If you had to pick one pitcher in the game today, who would be the most dominating to face?

What pitcher would strike you out the most often and give up the fewest hits and runs?

When you add ERA and WHIP, and then subtract the number of strikeouts per inning (Power Pitching), you can find who is the most dominant in the game.

!Bw1NVU!Bmk~$(KGrHqV,!icEv1+0GREyBMKz6rdGbw~~_35The lifetime leader in Power Pitching is Billy Wagner. This 5′ 10″ 180 lb left hander struck out an average of 11.9 batters per nine innings, or 1.324 batters per inning. Subtract his K/inning from his lifetime ERA (2.310) plus his lifetime WHIP (0.998), and it gives Wagner the lowest Power Pitching (PP) number in history, 1.984.

The lifetime Power Pitching list was published here, one of the first stories I wrote in 2011 for 60ft6in.

Nobody in the history of baseball ever struck out more than half the batters they faced in a single season until Craig Kimbrel faced 231 batters and struck out 116 last year.

To put that in prospective, Justin Verlander led baseball with 239 strikeouts in 2012. He needed to face 956 batters to reach that number.

In the history of baseball the highest number of strikeouts per nine innings is 12.2 by Rob Dibblefollowed by Billy Wagner at 11.9.

In 160 lifetime innings, Craig Kimbrel is averaging 15.9 strikeouts per nine innings.

In 2012 Kimbrel averaged 16.7 strikeouts per nine innings, equal to 1.765 strikeouts per inning.

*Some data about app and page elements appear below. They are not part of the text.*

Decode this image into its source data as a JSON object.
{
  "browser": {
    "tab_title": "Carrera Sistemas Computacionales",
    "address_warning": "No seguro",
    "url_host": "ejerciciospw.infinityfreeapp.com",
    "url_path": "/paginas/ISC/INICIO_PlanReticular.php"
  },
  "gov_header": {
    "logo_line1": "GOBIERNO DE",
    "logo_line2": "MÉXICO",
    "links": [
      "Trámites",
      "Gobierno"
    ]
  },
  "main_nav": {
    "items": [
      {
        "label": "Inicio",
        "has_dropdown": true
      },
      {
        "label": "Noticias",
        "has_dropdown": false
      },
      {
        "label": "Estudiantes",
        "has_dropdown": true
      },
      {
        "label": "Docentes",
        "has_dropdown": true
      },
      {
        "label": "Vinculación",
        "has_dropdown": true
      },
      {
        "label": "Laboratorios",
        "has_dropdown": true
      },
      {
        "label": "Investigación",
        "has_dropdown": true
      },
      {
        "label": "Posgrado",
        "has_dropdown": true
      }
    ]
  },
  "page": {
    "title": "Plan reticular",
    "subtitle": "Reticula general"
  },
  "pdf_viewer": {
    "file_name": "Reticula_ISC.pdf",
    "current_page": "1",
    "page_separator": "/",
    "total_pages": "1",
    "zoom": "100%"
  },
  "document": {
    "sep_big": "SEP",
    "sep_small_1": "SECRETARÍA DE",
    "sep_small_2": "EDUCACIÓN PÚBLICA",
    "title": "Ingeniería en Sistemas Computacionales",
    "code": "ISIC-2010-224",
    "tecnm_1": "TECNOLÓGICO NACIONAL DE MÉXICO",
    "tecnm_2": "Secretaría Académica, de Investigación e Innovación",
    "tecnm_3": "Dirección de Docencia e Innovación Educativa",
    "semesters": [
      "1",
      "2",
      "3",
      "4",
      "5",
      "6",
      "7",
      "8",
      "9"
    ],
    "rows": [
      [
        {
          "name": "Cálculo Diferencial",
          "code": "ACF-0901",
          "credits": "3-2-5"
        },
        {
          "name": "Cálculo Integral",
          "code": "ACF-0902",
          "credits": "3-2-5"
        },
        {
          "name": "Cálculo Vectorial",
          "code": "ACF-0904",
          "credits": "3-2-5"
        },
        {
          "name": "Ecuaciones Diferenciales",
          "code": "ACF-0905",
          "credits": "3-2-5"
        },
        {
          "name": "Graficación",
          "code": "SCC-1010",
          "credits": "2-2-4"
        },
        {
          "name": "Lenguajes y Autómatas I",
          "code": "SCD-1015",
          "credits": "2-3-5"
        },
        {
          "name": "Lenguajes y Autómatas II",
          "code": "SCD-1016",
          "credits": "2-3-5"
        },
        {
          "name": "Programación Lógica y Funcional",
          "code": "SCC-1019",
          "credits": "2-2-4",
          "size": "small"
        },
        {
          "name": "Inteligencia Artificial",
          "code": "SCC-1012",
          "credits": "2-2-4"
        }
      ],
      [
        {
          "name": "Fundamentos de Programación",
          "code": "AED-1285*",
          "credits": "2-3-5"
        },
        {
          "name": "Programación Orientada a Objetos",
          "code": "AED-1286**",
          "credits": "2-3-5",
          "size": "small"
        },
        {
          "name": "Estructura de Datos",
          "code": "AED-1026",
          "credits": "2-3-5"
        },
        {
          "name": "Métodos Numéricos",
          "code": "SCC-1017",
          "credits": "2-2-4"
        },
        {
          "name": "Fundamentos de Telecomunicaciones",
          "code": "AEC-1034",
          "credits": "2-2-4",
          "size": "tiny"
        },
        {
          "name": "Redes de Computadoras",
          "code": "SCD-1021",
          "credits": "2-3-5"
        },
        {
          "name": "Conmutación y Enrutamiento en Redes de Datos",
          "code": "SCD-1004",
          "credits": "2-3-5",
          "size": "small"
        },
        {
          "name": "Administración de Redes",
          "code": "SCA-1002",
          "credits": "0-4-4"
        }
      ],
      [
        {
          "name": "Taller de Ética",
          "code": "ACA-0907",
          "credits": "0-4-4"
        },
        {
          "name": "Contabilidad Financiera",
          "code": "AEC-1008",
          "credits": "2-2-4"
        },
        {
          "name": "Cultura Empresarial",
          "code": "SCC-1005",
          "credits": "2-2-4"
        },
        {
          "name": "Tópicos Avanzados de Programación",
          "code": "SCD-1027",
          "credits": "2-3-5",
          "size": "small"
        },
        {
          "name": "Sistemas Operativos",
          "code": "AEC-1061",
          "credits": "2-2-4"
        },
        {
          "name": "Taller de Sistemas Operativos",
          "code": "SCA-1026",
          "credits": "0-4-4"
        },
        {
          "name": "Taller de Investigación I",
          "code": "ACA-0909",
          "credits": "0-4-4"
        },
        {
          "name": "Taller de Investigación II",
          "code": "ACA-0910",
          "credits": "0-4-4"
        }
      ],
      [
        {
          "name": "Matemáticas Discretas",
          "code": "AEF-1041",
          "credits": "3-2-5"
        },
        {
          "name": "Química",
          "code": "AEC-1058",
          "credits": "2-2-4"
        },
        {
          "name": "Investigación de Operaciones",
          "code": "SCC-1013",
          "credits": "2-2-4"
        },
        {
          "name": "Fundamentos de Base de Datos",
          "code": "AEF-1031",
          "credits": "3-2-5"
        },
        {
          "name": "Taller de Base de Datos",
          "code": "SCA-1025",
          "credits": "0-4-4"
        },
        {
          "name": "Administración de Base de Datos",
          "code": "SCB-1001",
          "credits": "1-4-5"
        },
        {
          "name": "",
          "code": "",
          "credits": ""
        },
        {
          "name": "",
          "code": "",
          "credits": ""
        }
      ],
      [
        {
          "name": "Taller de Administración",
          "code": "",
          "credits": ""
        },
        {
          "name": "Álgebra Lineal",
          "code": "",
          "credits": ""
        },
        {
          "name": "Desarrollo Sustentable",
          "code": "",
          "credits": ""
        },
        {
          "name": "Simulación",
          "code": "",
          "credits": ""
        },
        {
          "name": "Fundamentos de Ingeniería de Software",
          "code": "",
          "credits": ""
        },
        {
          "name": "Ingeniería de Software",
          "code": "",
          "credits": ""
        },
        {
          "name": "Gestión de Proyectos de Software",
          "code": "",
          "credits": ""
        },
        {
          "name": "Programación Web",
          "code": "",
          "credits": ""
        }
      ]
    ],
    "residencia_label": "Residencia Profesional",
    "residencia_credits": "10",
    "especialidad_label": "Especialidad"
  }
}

He had a WHIP of 0.654 and an ERA of 1.01. That meant that he had a negative (-0.11) PP number for the season.

Kimbrel has a lifetime ERA of 1.46 and lifetime WHIP of 0.911. His lifetime PP number is 0.606.

Lifetime Power Pitching leaders:

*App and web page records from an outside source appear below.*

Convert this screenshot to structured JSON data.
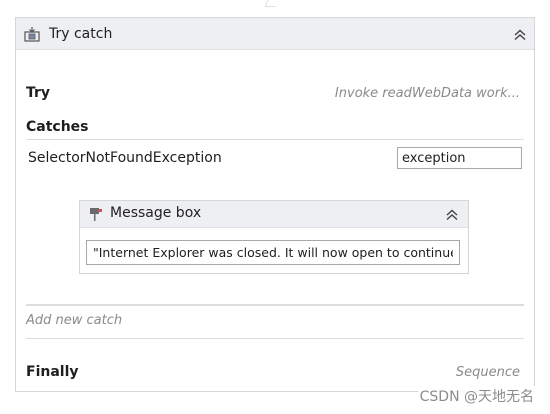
{
  "try_catch": {
    "title": "Try catch",
    "icon": "try-catch-icon",
    "try_label": "Try",
    "try_value": "Invoke readWebData work...",
    "catches_label": "Catches",
    "catch": {
      "exception_type": "SelectorNotFoundException",
      "exception_variable": "exception",
      "message_box": {
        "title": "Message box",
        "icon": "message-box-icon",
        "text": "\"Internet Explorer was closed. It will now open to continue"
      }
    },
    "add_catch_label": "Add new catch",
    "finally_label": "Finally",
    "finally_value": "Sequence"
  },
  "watermark": "CSDN @天地无名",
  "colors": {
    "header_bg": "#eeeff2",
    "border": "#d6d6d6",
    "muted_text": "#8a8a8a"
  }
}
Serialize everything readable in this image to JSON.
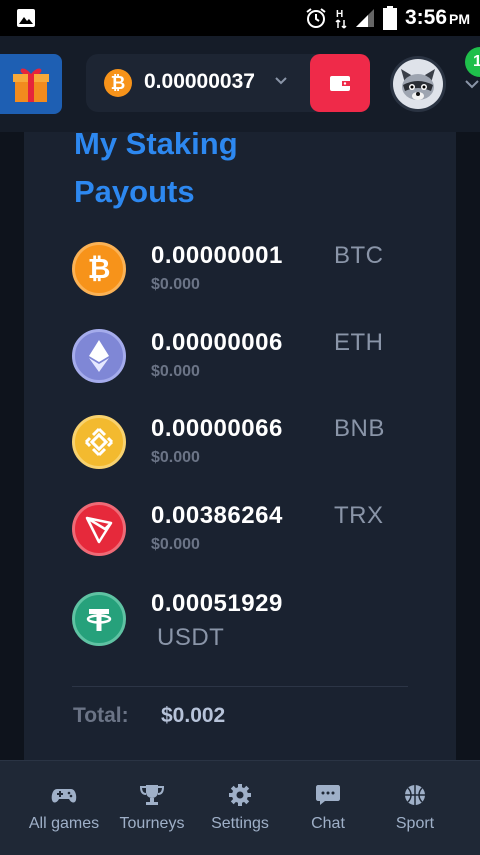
{
  "status_bar": {
    "time": "3:56",
    "ampm": "PM"
  },
  "header": {
    "balance_currency_icon": "bitcoin-icon",
    "balance": "0.00000037",
    "avatar_icon": "raccoon-avatar",
    "notification_count": "1"
  },
  "page": {
    "title_line1": "My Staking",
    "title_line2": "Payouts"
  },
  "payouts": [
    {
      "amount": "0.00000001",
      "symbol": "BTC",
      "usd": "$0.000",
      "icon": "bitcoin-icon",
      "color": "#f7931a"
    },
    {
      "amount": "0.00000006",
      "symbol": "ETH",
      "usd": "$0.000",
      "icon": "ethereum-icon",
      "color": "#8a94e6"
    },
    {
      "amount": "0.00000066",
      "symbol": "BNB",
      "usd": "$0.000",
      "icon": "bnb-icon",
      "color": "#f3ba2f"
    },
    {
      "amount": "0.00386264",
      "symbol": "TRX",
      "usd": "$0.000",
      "icon": "tron-icon",
      "color": "#e6293b"
    },
    {
      "amount": "0.00051929",
      "symbol": "USDT",
      "usd": "",
      "icon": "tether-icon",
      "color": "#26a17b"
    }
  ],
  "total": {
    "label": "Total:",
    "value": "$0.002"
  },
  "bottom_nav": [
    {
      "label": "All games",
      "icon": "gamepad-icon"
    },
    {
      "label": "Tourneys",
      "icon": "trophy-icon"
    },
    {
      "label": "Settings",
      "icon": "gear-icon"
    },
    {
      "label": "Chat",
      "icon": "chat-icon"
    },
    {
      "label": "Sport",
      "icon": "basketball-icon"
    }
  ],
  "colors": {
    "accent": "#2d88f0",
    "wallet": "#ef2a49",
    "badge": "#1fbf4b",
    "background": "#121823"
  }
}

  1. Craig Kimbrel                0.606
  2. Billy Wagner                   1.984
  3. Jonathan Papelbon    2.159
  4. Mariano Rivera            2.190


Yes, it’s very early in Kimbrel’s career, but nobody that ever pitched in the game has put up this type of Power Pitching numbers at any time.

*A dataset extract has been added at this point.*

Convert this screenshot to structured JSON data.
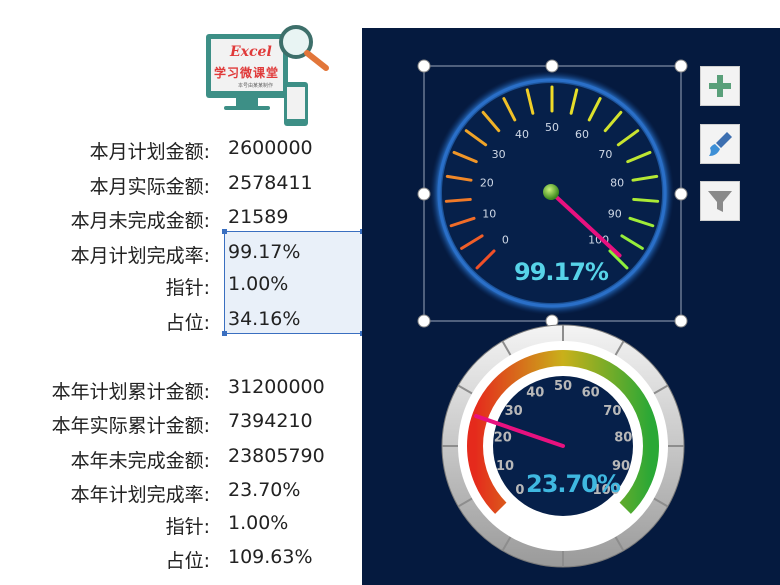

Craig Kimbrel was the 96th pick in the draft class of 2008. In less than five years, this 5’11” 205 lb 24-year-old righthander from Wallace State Community College in Hanceville, AL has turned into the greatest Power Pitcher in the history of the game.